TASK BRIEF — Each record below needs to be set down again exactly.

EXCERPTED DATA —

|---|

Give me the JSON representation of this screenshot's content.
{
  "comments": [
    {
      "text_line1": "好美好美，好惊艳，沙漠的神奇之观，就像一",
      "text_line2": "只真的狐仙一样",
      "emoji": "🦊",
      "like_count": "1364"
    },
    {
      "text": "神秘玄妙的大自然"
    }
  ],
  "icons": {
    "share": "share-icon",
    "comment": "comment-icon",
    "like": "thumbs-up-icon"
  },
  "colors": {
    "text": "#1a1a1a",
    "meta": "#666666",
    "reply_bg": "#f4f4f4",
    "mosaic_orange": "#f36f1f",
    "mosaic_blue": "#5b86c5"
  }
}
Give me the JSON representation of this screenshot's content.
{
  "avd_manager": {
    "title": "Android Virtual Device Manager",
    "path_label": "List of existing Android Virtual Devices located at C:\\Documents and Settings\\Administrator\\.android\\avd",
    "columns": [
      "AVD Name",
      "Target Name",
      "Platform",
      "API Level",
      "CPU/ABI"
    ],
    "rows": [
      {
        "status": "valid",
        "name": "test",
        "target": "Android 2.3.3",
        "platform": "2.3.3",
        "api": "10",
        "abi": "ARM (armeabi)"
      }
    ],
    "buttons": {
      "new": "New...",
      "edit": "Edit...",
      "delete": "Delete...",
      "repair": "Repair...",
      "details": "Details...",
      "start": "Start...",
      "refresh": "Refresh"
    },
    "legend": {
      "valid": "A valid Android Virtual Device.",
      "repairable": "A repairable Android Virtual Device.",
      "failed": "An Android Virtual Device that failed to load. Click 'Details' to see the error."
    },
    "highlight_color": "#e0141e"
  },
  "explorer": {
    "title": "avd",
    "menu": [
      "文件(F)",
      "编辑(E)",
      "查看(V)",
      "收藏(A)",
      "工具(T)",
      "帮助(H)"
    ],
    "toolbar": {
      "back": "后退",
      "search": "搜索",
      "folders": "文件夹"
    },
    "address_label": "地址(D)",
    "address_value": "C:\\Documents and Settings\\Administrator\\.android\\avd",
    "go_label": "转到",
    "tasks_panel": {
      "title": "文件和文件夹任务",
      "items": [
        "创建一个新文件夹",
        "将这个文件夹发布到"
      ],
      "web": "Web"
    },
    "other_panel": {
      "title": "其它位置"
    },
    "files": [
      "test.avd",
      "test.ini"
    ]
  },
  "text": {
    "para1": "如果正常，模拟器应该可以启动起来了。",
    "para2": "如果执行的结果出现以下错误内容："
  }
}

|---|

SOLUTION TO THIS TASK —
Give me the JSON representation of this screenshot's content.
{
  "comments": [
    {
      "text_line1": "好美好美，好惊艳，沙漠的神奇之观，就像一",
      "text_line2": "只真的狐仙一样",
      "emoji": "🦊",
      "like_count": "1364"
    },
    {
      "text": "神秘玄妙的大自然"
    }
  ],
  "icons": {
    "share": "share-icon",
    "comment": "comment-icon",
    "like": "thumbs-up-icon"
  },
  "colors": {
    "text": "#1a1a1a",
    "meta": "#666666",
    "reply_bg": "#f4f4f4",
    "mosaic_orange": "#f36f1f",
    "mosaic_blue": "#5b86c5"
  }
}
Give me the JSON representation of this screenshot's content.
{
  "avd_manager": {
    "title": "Android Virtual Device Manager",
    "path_label": "List of existing Android Virtual Devices located at C:\\Documents and Settings\\Administrator\\.android\\avd",
    "columns": [
      "AVD Name",
      "Target Name",
      "Platform",
      "API Level",
      "CPU/ABI"
    ],
    "rows": [
      {
        "status": "valid",
        "name": "test",
        "target": "Android 2.3.3",
        "platform": "2.3.3",
        "api": "10",
        "abi": "ARM (armeabi)"
      }
    ],
    "buttons": {
      "new": "New...",
      "edit": "Edit...",
      "delete": "Delete...",
      "repair": "Repair...",
      "details": "Details...",
      "start": "Start...",
      "refresh": "Refresh"
    },
    "legend": {
      "valid": "A valid Android Virtual Device.",
      "repairable": "A repairable Android Virtual Device.",
      "failed": "An Android Virtual Device that failed to load. Click 'Details' to see the error."
    },
    "highlight_color": "#e0141e"
  },
  "explorer": {
    "title": "avd",
    "menu": [
      "文件(F)",
      "编辑(E)",
      "查看(V)",
      "收藏(A)",
      "工具(T)",
      "帮助(H)"
    ],
    "toolbar": {
      "back": "后退",
      "search": "搜索",
      "folders": "文件夹"
    },
    "address_label": "地址(D)",
    "address_value": "C:\\Documents and Settings\\Administrator\\.android\\avd",
    "go_label": "转到",
    "tasks_panel": {
      "title": "文件和文件夹任务",
      "items": [
        "创建一个新文件夹",
        "将这个文件夹发布到"
      ],
      "web": "Web"
    },
    "other_panel": {
      "title": "其它位置"
    },
    "files": [
      "test.avd",
      "test.ini"
    ]
  },
  "text": {
    "para1": "如果正常，模拟器应该可以启动起来了。",
    "para2": "如果执行的结果出现以下错误内容："
  }
}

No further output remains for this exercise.